Aim Species ranges have adapted during the Holocene to altering climate conditions, but it remains unclear if species will be able to keep pace with recent and future climate change. The goal of our study is to assess the influence of changing macroclimate, competition and habitat connectivity on the migration rates of 14 tree species. We also compare the projections of range shifts from species distribution models (SDMs) that incorporate realistic migration rates with classical models that assume no or unlimited migration.
Methods We calibrated SDMs with species abundance data from 5768 forest plots from ICP Forest Level 1 in relation to climate, topography, soil and land-use data to predict current and future tree distributions. To predict future species ranges from these models, we applied three migration scenarios: no migration, unlimited migration and realistic migration. The migration rates for the SDMs incorporating realistic migration were estimated according to macroclimate, inter-specific competition and habitat connectivity from simulation experiments with a spatially explicit process model (TreeMig). From these relationships, we then developed a migration cost surface to constrain the predicted distributions of the SDMs.
Results The distributions of early-successional species during the 21st century predicted by SDMs that incorporate realistic migration matched quite well with the unlimited migration assumption (mean migration rate over Europe for A1fi/GRAS climate and land-use change scenario 156.7 ± 79.1 m year−1 and for B1/SEDG 164.3 ± 84.2 m year−1). The predicted distributions of mid- to late-successional species matched better with the no migration assumption (A1fi/GRAS, 15.2 ± 24.5 m year−1 and B1/SEDG, 16.0 ± 25.6 m year−1). Inter-specific competition, which is higher under favourable growing conditions, reduced range shift velocity more than did adverse macroclimatic conditions (i.e. very cold or dry climate). Habitat fragmentation also led to considerable time lags in range shifts.
Main conclusions Migration rates depend on species traits, competition, spatial habitat configuration and climatic conditions. As a result, re-adjustments of species ranges to climate and land-use change are complex and very individualistic, yet still quite predictable.
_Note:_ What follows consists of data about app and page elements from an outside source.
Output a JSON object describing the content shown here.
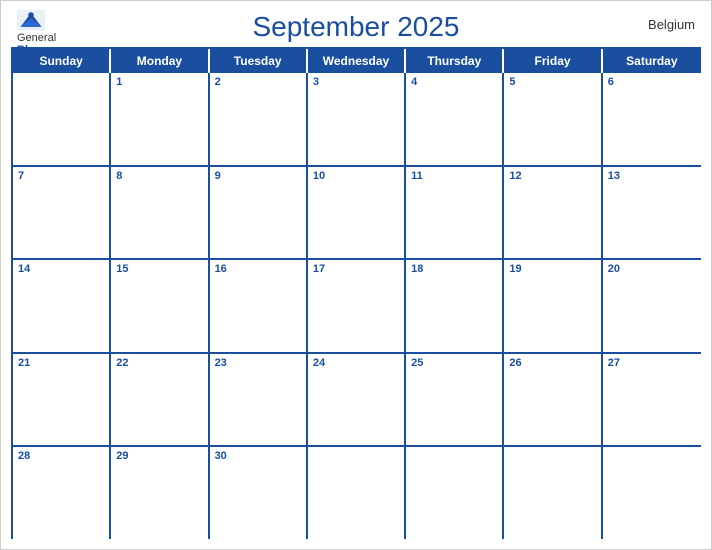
{
  "header": {
    "title": "September 2025",
    "country": "Belgium",
    "logo": {
      "general": "General",
      "blue": "Blue"
    }
  },
  "days_of_week": [
    "Sunday",
    "Monday",
    "Tuesday",
    "Wednesday",
    "Thursday",
    "Friday",
    "Saturday"
  ],
  "weeks": [
    [
      {
        "date": "",
        "inMonth": false
      },
      {
        "date": "1",
        "inMonth": true
      },
      {
        "date": "2",
        "inMonth": true
      },
      {
        "date": "3",
        "inMonth": true
      },
      {
        "date": "4",
        "inMonth": true
      },
      {
        "date": "5",
        "inMonth": true
      },
      {
        "date": "6",
        "inMonth": true
      }
    ],
    [
      {
        "date": "7",
        "inMonth": true
      },
      {
        "date": "8",
        "inMonth": true
      },
      {
        "date": "9",
        "inMonth": true
      },
      {
        "date": "10",
        "inMonth": true
      },
      {
        "date": "11",
        "inMonth": true
      },
      {
        "date": "12",
        "inMonth": true
      },
      {
        "date": "13",
        "inMonth": true
      }
    ],
    [
      {
        "date": "14",
        "inMonth": true
      },
      {
        "date": "15",
        "inMonth": true
      },
      {
        "date": "16",
        "inMonth": true
      },
      {
        "date": "17",
        "inMonth": true
      },
      {
        "date": "18",
        "inMonth": true
      },
      {
        "date": "19",
        "inMonth": true
      },
      {
        "date": "20",
        "inMonth": true
      }
    ],
    [
      {
        "date": "21",
        "inMonth": true
      },
      {
        "date": "22",
        "inMonth": true
      },
      {
        "date": "23",
        "inMonth": true
      },
      {
        "date": "24",
        "inMonth": true
      },
      {
        "date": "25",
        "inMonth": true
      },
      {
        "date": "26",
        "inMonth": true
      },
      {
        "date": "27",
        "inMonth": true
      }
    ],
    [
      {
        "date": "28",
        "inMonth": true
      },
      {
        "date": "29",
        "inMonth": true
      },
      {
        "date": "30",
        "inMonth": true
      },
      {
        "date": "",
        "inMonth": false
      },
      {
        "date": "",
        "inMonth": false
      },
      {
        "date": "",
        "inMonth": false
      },
      {
        "date": "",
        "inMonth": false
      }
    ]
  ],
  "colors": {
    "header_bg": "#1a4fa0",
    "header_text": "#ffffff",
    "date_color": "#1a4fa0",
    "border_color": "#1a4fa0"
  }
}
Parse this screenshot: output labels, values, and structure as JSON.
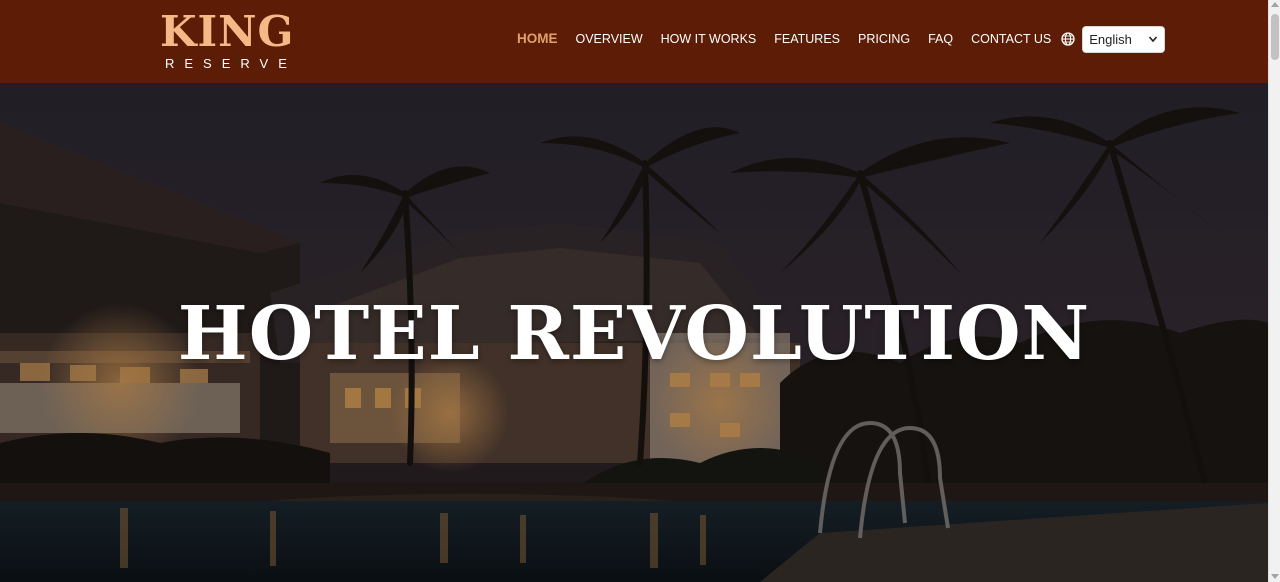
{
  "brand": {
    "name": "KING",
    "tagline": "RESERVE",
    "colors": {
      "header_bg": "#5c1c06",
      "logo_accent": "#f4b987",
      "active_link": "#e0a06a"
    }
  },
  "nav": {
    "items": [
      {
        "label": "HOME",
        "active": true
      },
      {
        "label": "OVERVIEW",
        "active": false
      },
      {
        "label": "HOW IT WORKS",
        "active": false
      },
      {
        "label": "FEATURES",
        "active": false
      },
      {
        "label": "PRICING",
        "active": false
      },
      {
        "label": "FAQ",
        "active": false
      },
      {
        "label": "CONTACT US",
        "active": false
      }
    ],
    "language_icon": "globe-icon",
    "language": {
      "selected": "English"
    }
  },
  "hero": {
    "title": "HOTEL REVOLUTION",
    "background": "night-resort-pool-with-palm-trees"
  }
}
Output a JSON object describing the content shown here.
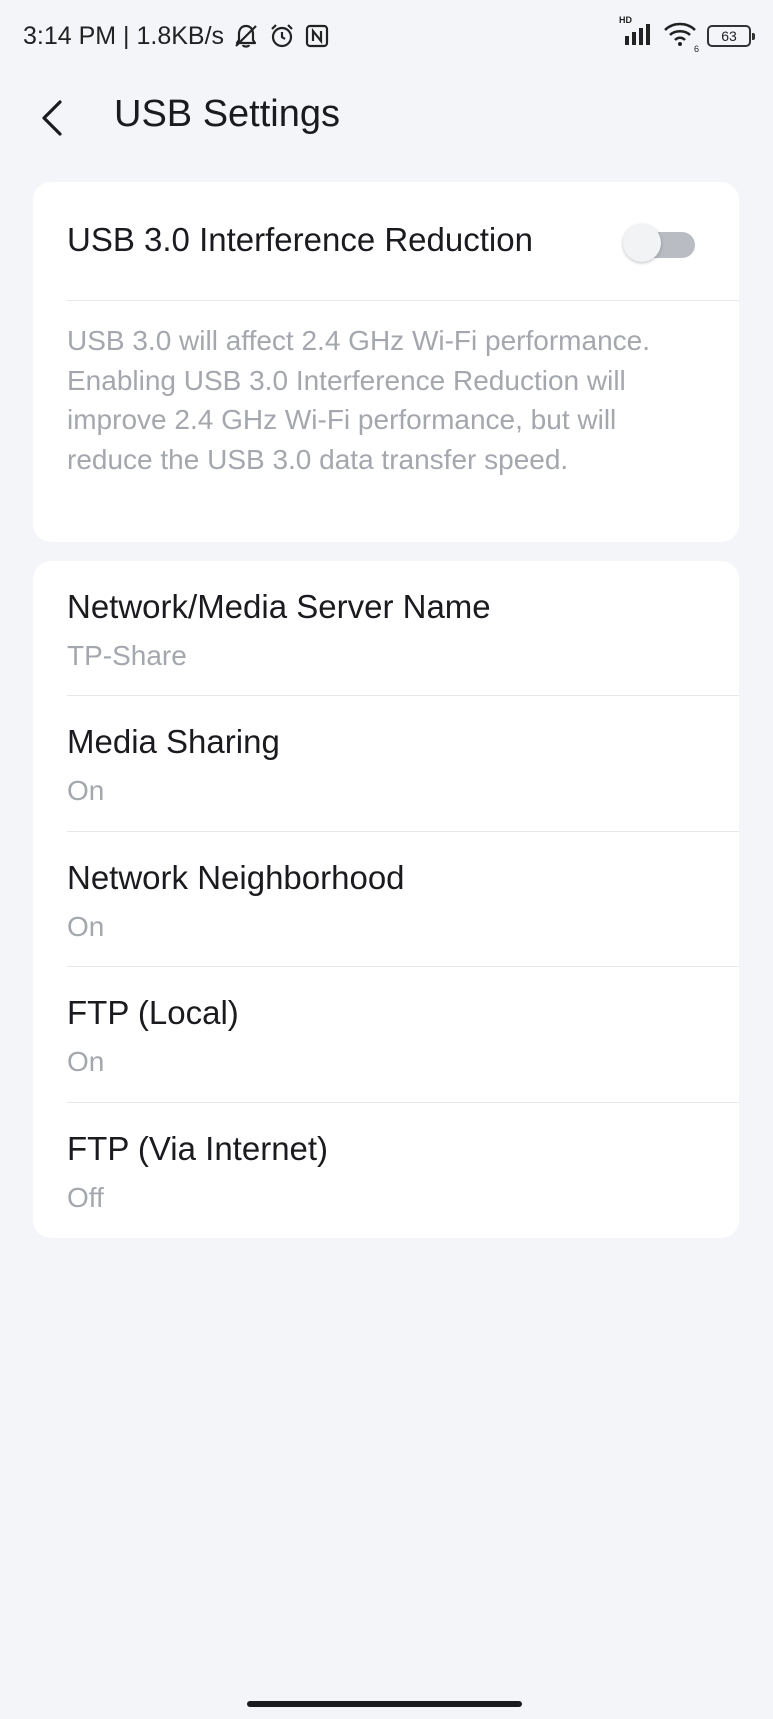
{
  "status_bar": {
    "time_speed": "3:14 PM | 1.8KB/s",
    "network_badge": "HD",
    "wifi_badge": "6",
    "battery_level": "63",
    "icons": [
      "bell-off-icon",
      "alarm-icon",
      "nfc-icon",
      "signal-icon",
      "wifi-icon",
      "battery-icon"
    ]
  },
  "header": {
    "title": "USB Settings",
    "back_icon": "chevron-left-icon"
  },
  "usb_card": {
    "toggle_label": "USB 3.0 Interference Reduction",
    "toggle_on": false,
    "description": "USB 3.0 will affect 2.4 GHz Wi-Fi performance. Enabling USB 3.0 Interference Reduction will improve 2.4 GHz Wi-Fi performance, but will reduce the USB 3.0 data transfer speed."
  },
  "share_card": {
    "items": [
      {
        "title": "Network/Media Server Name",
        "value": "TP-Share"
      },
      {
        "title": "Media Sharing",
        "value": "On"
      },
      {
        "title": "Network Neighborhood",
        "value": "On"
      },
      {
        "title": "FTP (Local)",
        "value": "On"
      },
      {
        "title": "FTP (Via Internet)",
        "value": "Off"
      }
    ]
  },
  "colors": {
    "background": "#F3F5F9",
    "card": "#FFFFFF",
    "primary_text": "#1B1B1F",
    "secondary_text": "#A4A7AD",
    "toggle_track_off": "#B9BCC3"
  }
}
Early-successional species track climate change almost instantaneously while mid- to late- successional species were predicted to migrate very slowly.